1989: The last major work was done to the church with the addition of new marble floors, new pews, new doors, and opaque windows to highlight the decorative grills. Comber Hall was also renovated as the parish hall/reception venue that it is today.
These years also saw major changes at Saint Theresa School, with the construction of a new library, the acquisition and renovation of the Carmelite Sister’s new convent at the McShane House, and the conversion of the former convent into the parish office center, still presently in use.
- Fr. Ronald Beaton was COTLF’s first priestly vocation, ordained in 1942.
- The first black priest from the State of Florida also hailed from COTLF: Fr. Curtis Washington, ordained in June 1949 in Mississippi.
- The explosive growth of the parish and region led to the creation of several new parishes: St. Michael (1947), St. Brendan (1953), Immaculata Academy & Columbus High (1958), St. Hugh & St. Thomas (1959), and St Augustine & St. Raymond (1969).

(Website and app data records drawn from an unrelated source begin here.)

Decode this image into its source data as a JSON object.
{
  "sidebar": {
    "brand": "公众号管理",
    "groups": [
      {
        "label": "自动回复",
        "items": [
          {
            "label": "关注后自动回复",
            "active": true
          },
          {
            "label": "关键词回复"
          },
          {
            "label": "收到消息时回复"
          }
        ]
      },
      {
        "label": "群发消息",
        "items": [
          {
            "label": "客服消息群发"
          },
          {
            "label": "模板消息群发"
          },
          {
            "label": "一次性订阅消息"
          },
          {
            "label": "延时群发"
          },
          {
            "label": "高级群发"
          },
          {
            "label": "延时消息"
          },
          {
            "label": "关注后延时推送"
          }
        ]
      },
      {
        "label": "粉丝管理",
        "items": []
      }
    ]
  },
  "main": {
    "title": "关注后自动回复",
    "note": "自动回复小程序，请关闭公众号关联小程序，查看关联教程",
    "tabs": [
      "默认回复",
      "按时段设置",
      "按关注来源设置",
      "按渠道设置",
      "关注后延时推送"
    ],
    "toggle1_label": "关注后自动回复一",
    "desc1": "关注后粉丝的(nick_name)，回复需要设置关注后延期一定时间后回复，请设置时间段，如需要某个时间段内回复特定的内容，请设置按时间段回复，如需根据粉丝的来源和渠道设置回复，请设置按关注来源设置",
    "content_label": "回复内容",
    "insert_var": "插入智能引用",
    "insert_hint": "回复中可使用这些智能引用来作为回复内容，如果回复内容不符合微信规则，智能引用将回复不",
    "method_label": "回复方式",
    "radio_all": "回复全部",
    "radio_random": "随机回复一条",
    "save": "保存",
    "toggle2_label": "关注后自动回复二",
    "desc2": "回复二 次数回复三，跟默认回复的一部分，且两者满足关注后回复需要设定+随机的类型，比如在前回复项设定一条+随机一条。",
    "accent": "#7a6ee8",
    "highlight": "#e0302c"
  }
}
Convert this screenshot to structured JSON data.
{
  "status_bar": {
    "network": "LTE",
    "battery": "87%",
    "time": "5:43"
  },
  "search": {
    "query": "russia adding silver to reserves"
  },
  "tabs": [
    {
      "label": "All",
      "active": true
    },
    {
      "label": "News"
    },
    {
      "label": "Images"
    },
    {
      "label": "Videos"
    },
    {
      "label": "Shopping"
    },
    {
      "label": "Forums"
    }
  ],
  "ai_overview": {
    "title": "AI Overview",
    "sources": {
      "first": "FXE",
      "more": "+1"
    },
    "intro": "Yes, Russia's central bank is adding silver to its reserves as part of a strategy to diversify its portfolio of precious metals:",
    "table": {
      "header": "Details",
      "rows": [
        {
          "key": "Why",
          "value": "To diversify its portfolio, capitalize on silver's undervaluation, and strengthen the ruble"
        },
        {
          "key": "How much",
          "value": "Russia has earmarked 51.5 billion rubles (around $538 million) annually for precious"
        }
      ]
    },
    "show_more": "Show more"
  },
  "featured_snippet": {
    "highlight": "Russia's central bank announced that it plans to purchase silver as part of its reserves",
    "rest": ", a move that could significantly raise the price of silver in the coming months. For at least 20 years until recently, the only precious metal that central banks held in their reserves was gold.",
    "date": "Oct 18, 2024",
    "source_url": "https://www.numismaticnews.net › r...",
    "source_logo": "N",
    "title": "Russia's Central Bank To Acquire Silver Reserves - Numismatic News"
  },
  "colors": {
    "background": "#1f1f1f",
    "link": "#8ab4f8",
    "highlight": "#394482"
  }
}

Though the past 30 years have seen much less prominent repairs and renovations to our physical spaces as we care for near-100-year-old buildings, they have been marked by an interior renewal and the flourishing of the ministerial, spiritual, and sacramental life of the church and school. Though difficult to capture in photos and brief snippets, these faith formation and ministry initiatives have led to some notable projects that have been recently completed around our campus:
2015: A new St. Therese Prayer Garden/Grotto is completed with a hidden “easter egg” nod to the past.
As the original St. Joseph Prayer Garden had fallen into disrepair and become inaccessible and overgrown with weeds, plans were drawn up for a new outdoor prayer garden dedicated to St. Therese. The existing statue of St. Joseph from old garden was salvaged and placed on the rear side of the new prayer space as a nod to the school’s founding under his patronage.
2019: St. Theresa School Alumni Plaza is completed.
As part of the school’s celebration of 95 years of service, the area surrounding the statue of our Blessed Mother in the “blacktop” outdoor gathering space was re-imagined at the St. Theresa School Alumni Plaza, a place to gather and share memories, friendship, and community, featuring personalized bricks and benches honoring STS alums and alumni families.
2021: St. Joseph Adoration Chapel becomes available 24-7.
Inspired by the overwhelmingly positive response to the October 2021 special presentation on Blessed Carlo Acutis and Eucharistic Miracles from around the world, the parish moved up the timeline to make the Adoration Chapel available 24/7. With a new private entrance and automated controls, parishioners can — and do — spend time with our Lord, present in the Blessed Sacrament, at all times of the day. The last 2-3 years have seen a major renewal in parish efforts to cultivate a love for the Eucharist and it is not uncommon to see the chapel lights turned on at 2:00am or 3:00am on a regular basis, as a steady stream of adorers passes by all day!
- Since the virtual Adoration Chapel Visitor Log went live in April 2021, over 2,000 individual entries have been submitted with special prayer requests and messages and notes of praise and thanksgiving.
- In 2022, COTLF celebrated 308 Baptisms, 178 First Communions, 164 Confirmations, and 114 weddings, highlighting the rich sacramental life of the parish. Additionally, almost 1,200 regularly scheduled Masses are celebrated each year, hundreds of hours of confessions are heard, and countless pre-scheduled or emergency sick calls are made to parishioner’s homes or local hospitals for anointing of the sick.
- Last year, our beloved STS Musketeer was finally given a name: Louis! He is named in honor of St. Therese’s father, St. Louis Martin. Louis also came to life at the 2023 Parish Fair, as the school was gifted a Musketeer mascot costume.